“The facts are these: We had scores of hearings,” Pelosi said. “Hours of public markup, dozens of Republican amendments accepted.
“They don’t want the American people to see the facts,” she added. “They’re always afraid of the facts.”
House Republican leaders have given little indication that they will make anything but marginal changes to their plan, which would eliminate the requirements that all Americans obtain coverage or pay a tax penalty and that businesses with at least 50 employees provide insurance. The American Health Care Act would replace income-based subsidies with refundable tax credits based on age and income, impose a 30 percent surcharge if people buy a plan after allowing their coverage to lapse and phase out the law’s more generous Medicaid funding over time.
These changes have sparked criticism from powerful health-care stakeholders. The American Medical Association, the American Hospital Association and AARP are among the groups that have rejected the bill.
America’s Health Insurance Plans, the insurance industry’s largest trade association, sent a letter Wednesday saying that although it appreciated some elements of the plan, the proposed changes to Medicaid could produce “unnecessary disruptions in the coverage and care beneficiaries depend on.”
Andrey Ostrovsky, the chief medical officer for Medicaid, took the unusual step of expressing his opposition to the measure Wednesday night.

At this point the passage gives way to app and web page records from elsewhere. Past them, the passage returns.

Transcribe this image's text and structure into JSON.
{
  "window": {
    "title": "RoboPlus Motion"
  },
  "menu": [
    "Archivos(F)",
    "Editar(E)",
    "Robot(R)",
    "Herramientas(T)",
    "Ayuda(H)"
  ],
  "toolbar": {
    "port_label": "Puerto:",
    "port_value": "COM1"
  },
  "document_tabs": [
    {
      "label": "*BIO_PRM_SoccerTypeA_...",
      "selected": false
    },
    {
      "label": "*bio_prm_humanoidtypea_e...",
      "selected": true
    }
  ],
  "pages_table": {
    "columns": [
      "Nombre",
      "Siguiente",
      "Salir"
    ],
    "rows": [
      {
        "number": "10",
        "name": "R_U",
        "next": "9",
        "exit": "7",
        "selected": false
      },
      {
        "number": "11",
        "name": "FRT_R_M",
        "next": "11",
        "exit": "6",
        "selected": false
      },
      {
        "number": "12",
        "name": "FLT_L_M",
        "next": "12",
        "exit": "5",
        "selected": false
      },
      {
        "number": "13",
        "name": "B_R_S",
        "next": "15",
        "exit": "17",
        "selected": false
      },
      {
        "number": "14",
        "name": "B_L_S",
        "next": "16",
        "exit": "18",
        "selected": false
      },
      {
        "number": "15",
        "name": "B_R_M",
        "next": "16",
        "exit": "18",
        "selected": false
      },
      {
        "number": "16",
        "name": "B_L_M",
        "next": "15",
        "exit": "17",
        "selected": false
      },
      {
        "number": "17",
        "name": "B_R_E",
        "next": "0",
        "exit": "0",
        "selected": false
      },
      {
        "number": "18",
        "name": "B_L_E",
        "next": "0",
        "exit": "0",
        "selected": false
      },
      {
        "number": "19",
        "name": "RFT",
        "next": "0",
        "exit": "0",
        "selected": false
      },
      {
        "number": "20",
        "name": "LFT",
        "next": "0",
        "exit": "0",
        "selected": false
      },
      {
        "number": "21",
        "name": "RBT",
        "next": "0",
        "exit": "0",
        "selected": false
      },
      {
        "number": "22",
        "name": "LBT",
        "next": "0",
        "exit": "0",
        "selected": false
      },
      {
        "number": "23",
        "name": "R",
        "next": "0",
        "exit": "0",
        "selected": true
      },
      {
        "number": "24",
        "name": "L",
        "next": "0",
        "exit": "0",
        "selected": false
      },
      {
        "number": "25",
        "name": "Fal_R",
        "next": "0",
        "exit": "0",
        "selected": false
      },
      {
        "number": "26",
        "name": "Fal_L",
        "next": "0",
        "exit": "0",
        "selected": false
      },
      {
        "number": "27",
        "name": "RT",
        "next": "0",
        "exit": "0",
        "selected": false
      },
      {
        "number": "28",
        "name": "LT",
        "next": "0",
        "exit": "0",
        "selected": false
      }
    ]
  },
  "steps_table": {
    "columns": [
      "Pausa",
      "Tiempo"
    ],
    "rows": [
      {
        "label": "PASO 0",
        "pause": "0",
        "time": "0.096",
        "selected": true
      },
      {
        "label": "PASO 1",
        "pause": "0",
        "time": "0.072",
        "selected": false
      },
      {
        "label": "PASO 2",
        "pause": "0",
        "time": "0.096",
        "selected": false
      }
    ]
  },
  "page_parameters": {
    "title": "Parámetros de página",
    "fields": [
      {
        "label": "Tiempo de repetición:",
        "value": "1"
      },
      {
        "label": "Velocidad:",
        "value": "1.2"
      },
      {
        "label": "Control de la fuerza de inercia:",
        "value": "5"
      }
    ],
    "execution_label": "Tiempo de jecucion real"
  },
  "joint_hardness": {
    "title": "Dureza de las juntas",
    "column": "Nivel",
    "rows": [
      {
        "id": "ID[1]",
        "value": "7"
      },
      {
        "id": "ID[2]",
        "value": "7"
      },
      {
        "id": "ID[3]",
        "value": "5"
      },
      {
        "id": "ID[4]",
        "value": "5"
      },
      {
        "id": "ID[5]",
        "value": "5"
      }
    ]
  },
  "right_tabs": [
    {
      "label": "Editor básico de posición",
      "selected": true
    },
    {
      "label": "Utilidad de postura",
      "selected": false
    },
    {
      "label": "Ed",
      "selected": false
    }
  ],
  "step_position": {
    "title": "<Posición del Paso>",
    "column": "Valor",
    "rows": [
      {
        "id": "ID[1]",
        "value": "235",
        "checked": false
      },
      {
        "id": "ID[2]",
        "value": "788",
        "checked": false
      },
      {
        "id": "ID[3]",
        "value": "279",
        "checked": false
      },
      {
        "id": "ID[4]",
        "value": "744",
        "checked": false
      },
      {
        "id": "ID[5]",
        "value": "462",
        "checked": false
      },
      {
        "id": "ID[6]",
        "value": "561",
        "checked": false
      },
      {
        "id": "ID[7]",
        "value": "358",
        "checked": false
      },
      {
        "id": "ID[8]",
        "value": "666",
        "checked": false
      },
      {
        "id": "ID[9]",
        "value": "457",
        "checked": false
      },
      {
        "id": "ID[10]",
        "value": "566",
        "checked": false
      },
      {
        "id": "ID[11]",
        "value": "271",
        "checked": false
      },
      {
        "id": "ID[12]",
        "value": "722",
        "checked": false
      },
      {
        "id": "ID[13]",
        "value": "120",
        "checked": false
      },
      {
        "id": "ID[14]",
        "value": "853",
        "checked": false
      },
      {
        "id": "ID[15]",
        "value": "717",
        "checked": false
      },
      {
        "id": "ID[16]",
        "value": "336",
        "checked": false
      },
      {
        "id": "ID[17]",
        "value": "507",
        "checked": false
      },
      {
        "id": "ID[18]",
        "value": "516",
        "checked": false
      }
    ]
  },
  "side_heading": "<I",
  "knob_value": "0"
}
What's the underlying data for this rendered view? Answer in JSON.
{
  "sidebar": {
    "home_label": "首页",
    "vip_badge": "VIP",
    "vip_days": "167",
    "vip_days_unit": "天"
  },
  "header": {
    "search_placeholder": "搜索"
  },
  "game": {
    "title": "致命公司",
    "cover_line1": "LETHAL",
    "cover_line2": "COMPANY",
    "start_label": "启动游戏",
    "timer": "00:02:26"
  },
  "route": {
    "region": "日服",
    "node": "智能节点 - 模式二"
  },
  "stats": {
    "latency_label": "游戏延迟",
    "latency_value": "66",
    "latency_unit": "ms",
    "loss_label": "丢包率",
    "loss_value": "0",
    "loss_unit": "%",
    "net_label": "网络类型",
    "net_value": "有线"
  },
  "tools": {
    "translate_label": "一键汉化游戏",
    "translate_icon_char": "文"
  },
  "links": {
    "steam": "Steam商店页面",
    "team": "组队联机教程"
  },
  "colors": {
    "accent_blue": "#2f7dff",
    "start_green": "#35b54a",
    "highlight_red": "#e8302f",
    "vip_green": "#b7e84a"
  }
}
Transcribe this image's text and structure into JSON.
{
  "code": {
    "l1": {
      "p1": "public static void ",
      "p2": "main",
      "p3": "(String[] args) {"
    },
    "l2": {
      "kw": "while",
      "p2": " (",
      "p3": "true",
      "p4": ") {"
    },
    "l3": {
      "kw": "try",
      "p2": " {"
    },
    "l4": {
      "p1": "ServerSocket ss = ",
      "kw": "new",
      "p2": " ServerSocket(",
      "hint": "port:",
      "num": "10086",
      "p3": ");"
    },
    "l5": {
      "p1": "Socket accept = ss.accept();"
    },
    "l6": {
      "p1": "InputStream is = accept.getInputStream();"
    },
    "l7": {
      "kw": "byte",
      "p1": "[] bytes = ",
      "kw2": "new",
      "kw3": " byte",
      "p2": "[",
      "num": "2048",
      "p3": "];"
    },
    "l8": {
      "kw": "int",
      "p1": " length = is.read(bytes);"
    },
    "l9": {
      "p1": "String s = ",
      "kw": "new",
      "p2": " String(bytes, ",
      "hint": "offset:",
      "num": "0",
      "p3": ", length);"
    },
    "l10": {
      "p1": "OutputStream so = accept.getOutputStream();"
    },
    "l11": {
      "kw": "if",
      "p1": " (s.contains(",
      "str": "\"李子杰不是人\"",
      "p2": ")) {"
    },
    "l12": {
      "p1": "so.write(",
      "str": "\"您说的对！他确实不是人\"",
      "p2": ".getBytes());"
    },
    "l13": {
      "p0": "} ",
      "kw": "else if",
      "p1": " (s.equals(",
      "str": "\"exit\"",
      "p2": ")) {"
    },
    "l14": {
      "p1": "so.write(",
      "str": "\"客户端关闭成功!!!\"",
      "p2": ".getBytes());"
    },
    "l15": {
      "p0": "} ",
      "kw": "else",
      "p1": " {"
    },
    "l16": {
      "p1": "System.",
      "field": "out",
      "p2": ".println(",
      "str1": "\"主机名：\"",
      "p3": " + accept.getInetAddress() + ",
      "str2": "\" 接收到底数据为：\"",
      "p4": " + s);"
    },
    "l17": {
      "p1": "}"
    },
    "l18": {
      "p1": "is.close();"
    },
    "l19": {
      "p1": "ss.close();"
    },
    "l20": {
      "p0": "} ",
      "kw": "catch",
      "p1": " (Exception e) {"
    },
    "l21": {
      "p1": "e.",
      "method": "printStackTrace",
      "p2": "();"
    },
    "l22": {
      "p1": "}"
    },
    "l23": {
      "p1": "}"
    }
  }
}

“Despite political messaging from others at [the Department of Health and Human Services], I align with the experts,” he wrote on Twitter, citing opposition to the bill from the AMA, the American Academy of Pediatrics and the American Academy of Family Physicians.
House Energy and Commerce Committee Chairman Greg Walden, R-Oregon, told reporters Wednesday that critics were exaggerating the proposal’s potential repercussions.
Walden also said it is “sort of shocking” that hospital groups strongly oppose the plan, because it would restore money that the ACA cut from “disproportionate share” payments to hospitals that serve large numbers of uninsured patients.
“There’s a pretty big medical-industrial complex in America,” he added. “And when you touch it, I’ve discovered, it touches back.”
Still, the most imminent threat Republican leaders must contend with comes from the far right. The speaker can lose only 21 Republican votes if the American Health Care Act is to pass, and opponents are promising to use that leverage to force changes to the bill.
Pence met with two Freedom Caucus leaders Tuesday, and that same day, White House Budget Director Mick Mulvaney – a former caucus member – spent more than an hour at a meeting of the group. Its members have been invited to visit the White House next Tuesday.
On Wednesday night, Trump met with leaders from Americans for Prosperity, the Club for Growth, FreedomWorks, the Heritage Foundation and its political arm, Heritage Action, and the Tea Party Patriots.
Amy Goldstein, Carolyn Y. Johnson, Sean Sullivan and David Weigel contributed to this report.